Also noteworthy: Echoes of the Toledo War can still be felt on playing fields. Some claim that both the Michigan-Ohio State college football rivalry, and the one between the Detroit Tigers and Cleveland Indians, can trace their beginnings to the ancient animosity between two otherwise mild-mannered Midwestern states that began nearly 200 years ago.
Best link to elsewhere on Wikipedia: While the Toledo War ended up being a more or less bloodless feud, American history is full of incidents of civil unrest. Wikipedia’s list goes from Shays’ Rebellion all the way through various Black Lives Matter protests from the past 18 months. The list is an odd mixture of legitimate political protests, labor demonstrations, and sports fans or college students being idiots.

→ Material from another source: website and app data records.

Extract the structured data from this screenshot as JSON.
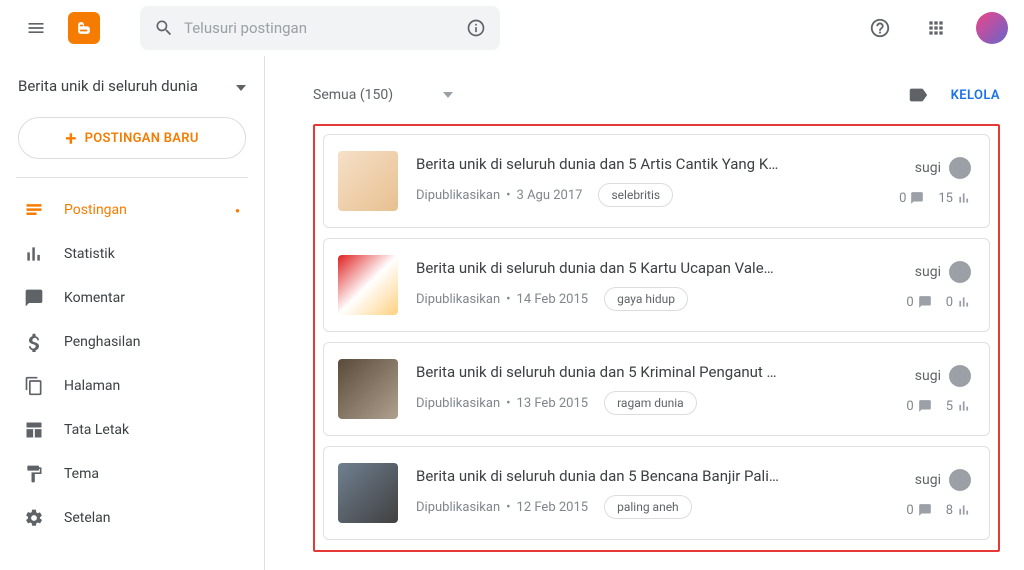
{
  "search": {
    "placeholder": "Telusuri postingan"
  },
  "sidebar": {
    "blog_name": "Berita unik di seluruh dunia",
    "new_post": "POSTINGAN BARU",
    "items": [
      {
        "label": "Postingan",
        "active": true,
        "icon": "post"
      },
      {
        "label": "Statistik",
        "active": false,
        "icon": "stats"
      },
      {
        "label": "Komentar",
        "active": false,
        "icon": "comments"
      },
      {
        "label": "Penghasilan",
        "active": false,
        "icon": "dollar"
      },
      {
        "label": "Halaman",
        "active": false,
        "icon": "pages"
      },
      {
        "label": "Tata Letak",
        "active": false,
        "icon": "layout"
      },
      {
        "label": "Tema",
        "active": false,
        "icon": "theme"
      },
      {
        "label": "Setelan",
        "active": false,
        "icon": "settings"
      }
    ]
  },
  "main": {
    "filter": "Semua (150)",
    "manage": "KELOLA",
    "posts": [
      {
        "title": "Berita unik di seluruh dunia dan 5 Artis Cantik Yang K…",
        "status": "Dipublikasikan",
        "date": "3 Agu 2017",
        "tag": "selebritis",
        "author": "sugi",
        "comments": 0,
        "views": 15,
        "thumb_bg": "linear-gradient(135deg,#f5e0c8,#e8c090)"
      },
      {
        "title": "Berita unik di seluruh dunia dan 5 Kartu Ucapan Vale…",
        "status": "Dipublikasikan",
        "date": "14 Feb 2015",
        "tag": "gaya hidup",
        "author": "sugi",
        "comments": 0,
        "views": 0,
        "thumb_bg": "linear-gradient(135deg,#e02020,#fff 50%,#ffd080)"
      },
      {
        "title": "Berita unik di seluruh dunia dan 5 Kriminal Penganut …",
        "status": "Dipublikasikan",
        "date": "13 Feb 2015",
        "tag": "ragam dunia",
        "author": "sugi",
        "comments": 0,
        "views": 5,
        "thumb_bg": "linear-gradient(135deg,#5a4a3a,#b0a090)"
      },
      {
        "title": "Berita unik di seluruh dunia dan 5 Bencana Banjir Pali…",
        "status": "Dipublikasikan",
        "date": "12 Feb 2015",
        "tag": "paling aneh",
        "author": "sugi",
        "comments": 0,
        "views": 8,
        "thumb_bg": "linear-gradient(135deg,#708090,#404040)"
      }
    ]
  }
}
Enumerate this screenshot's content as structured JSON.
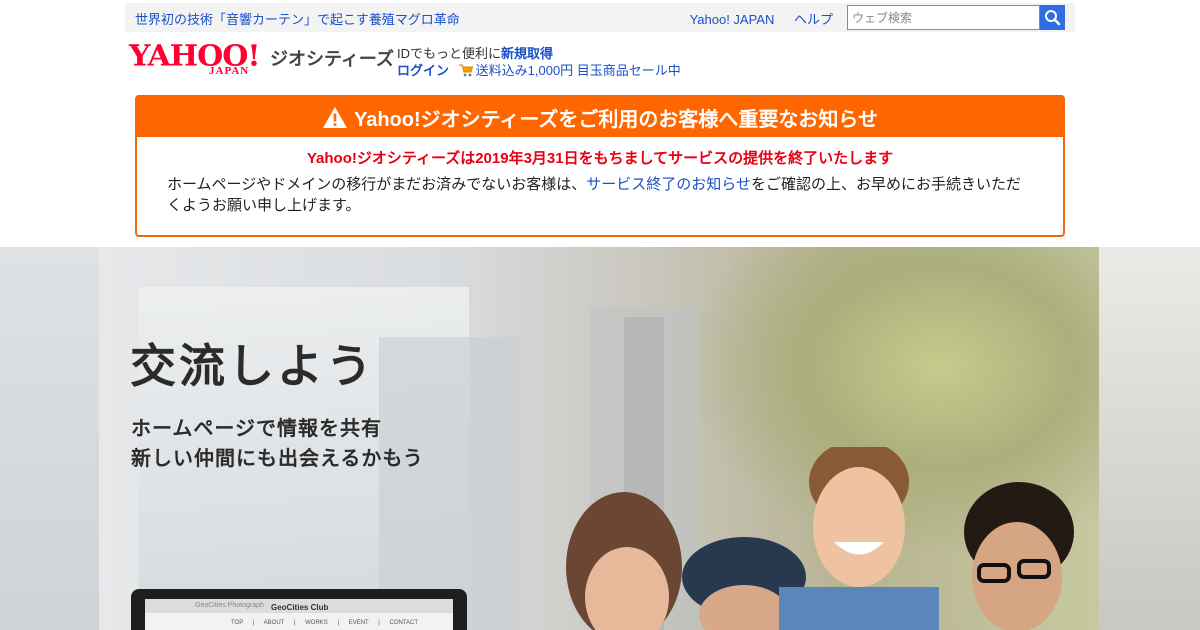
{
  "topbar": {
    "news_link": "世界初の技術「音響カーテン」で起こす養殖マグロ革命",
    "yahoo_japan_link": "Yahoo! JAPAN",
    "help_link": "ヘルプ",
    "search_placeholder": "ウェブ検索"
  },
  "header": {
    "logo_text": "YAHOO!",
    "logo_sub": "JAPAN",
    "service_name": "ジオシティーズ",
    "id_prefix": "IDでもっと便利に",
    "signup_link": "新規取得",
    "login_link": "ログイン",
    "sale_link": "送料込み1,000円 目玉商品セール中"
  },
  "notice": {
    "title": "Yahoo!ジオシティーズをご利用のお客様へ重要なお知らせ",
    "alert": "Yahoo!ジオシティーズは2019年3月31日をもちましてサービスの提供を終了いたします",
    "body_before": "ホームページやドメインの移行がまだお済みでないお客様は、",
    "body_link": "サービス終了のお知らせ",
    "body_after": "をご確認の上、お早めにお手続きいただくようお願い申し上げます。"
  },
  "hero": {
    "title": "交流しよう",
    "line1": "ホームページで情報を共有",
    "line2": "新しい仲間にも出会えるかもう"
  },
  "laptop": {
    "brand": "GeoCities Photograph",
    "club": "GeoCities Club",
    "nav": "TOP | ABOUT | WORKS | EVENT | CONTACT"
  },
  "colors": {
    "accent_orange": "#ff6600",
    "alert_red": "#e60012",
    "link_blue": "#1a50c8",
    "logo_red": "#ff0033"
  }
}
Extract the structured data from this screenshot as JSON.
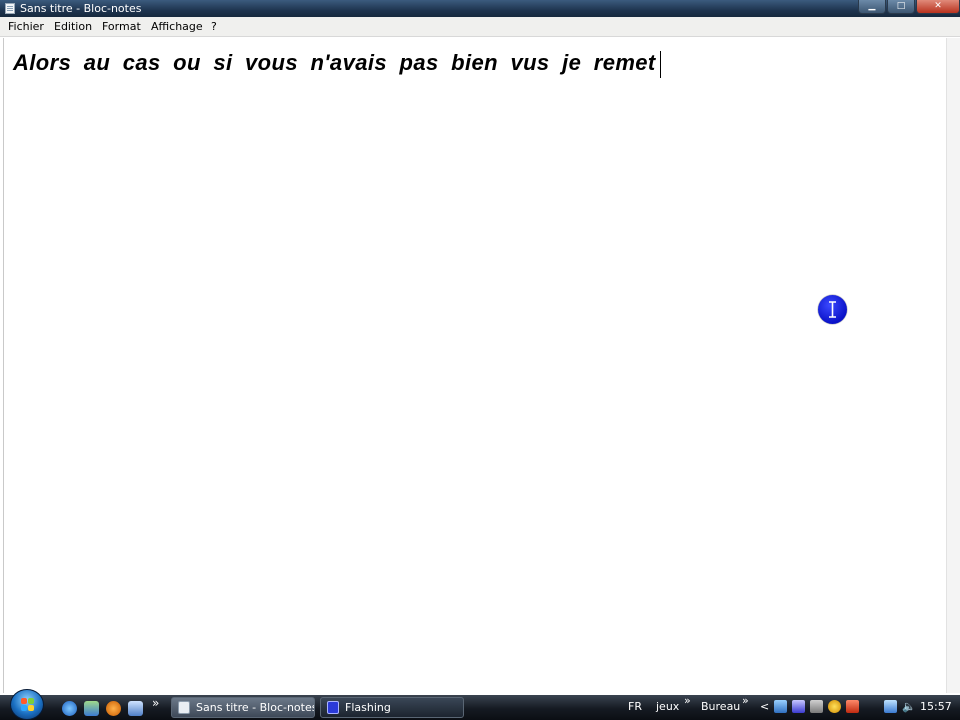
{
  "window": {
    "title": "Sans titre - Bloc-notes"
  },
  "menu": {
    "items": [
      "Fichier",
      "Edition",
      "Format",
      "Affichage",
      "?"
    ]
  },
  "editor": {
    "text": "Alors au cas ou si vous n'avais pas bien vus je remet"
  },
  "taskbar": {
    "tasks": [
      {
        "label": "Sans titre - Bloc-notes"
      },
      {
        "label": "Flashing"
      }
    ],
    "toolbars": [
      "jeux",
      "Bureau"
    ],
    "language": "FR",
    "clock": "15:57",
    "more_glyph": "»",
    "collapse_glyph": "<"
  },
  "colors": {
    "titlebar": "#1f3550",
    "cursor_indicator": "#0a12c8",
    "taskbar": "#151a22"
  },
  "icons": {
    "window_controls": [
      "minimize-icon",
      "maximize-icon",
      "close-icon"
    ],
    "quick_launch": [
      "internet-explorer-icon",
      "switch-windows-icon",
      "media-player-icon",
      "show-desktop-icon"
    ],
    "tray": [
      "network-icon",
      "security-icon",
      "app-icon",
      "shield-icon",
      "volume-icon"
    ]
  }
}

Further down the wormhole: One reason river travel was so important in the Toledo Strip was that the area was a watershed leading into Lake Erie, and therefore the Erie Canal. A watershed is the area in which all rainfall eventually flows into the same body of water, and one of the world’s largest is that of the Ganges River. Roughly one year ago, the Ganges was the site of a shocking incident in which more than one hundred dead bodies, mostly children and young women, were found floating in the river. None were identified, and it’s believed they were dumped in the river for various reasons over a long span of time, until some shift in the river’s currents dislodged the bodies. Wikipedia places this gruesome tale in a long list of “unidentified decedents,” one of the most mysterious of whom is Somerton Man. We’re off next week for the holidays, and will delve into this mystery in the new year.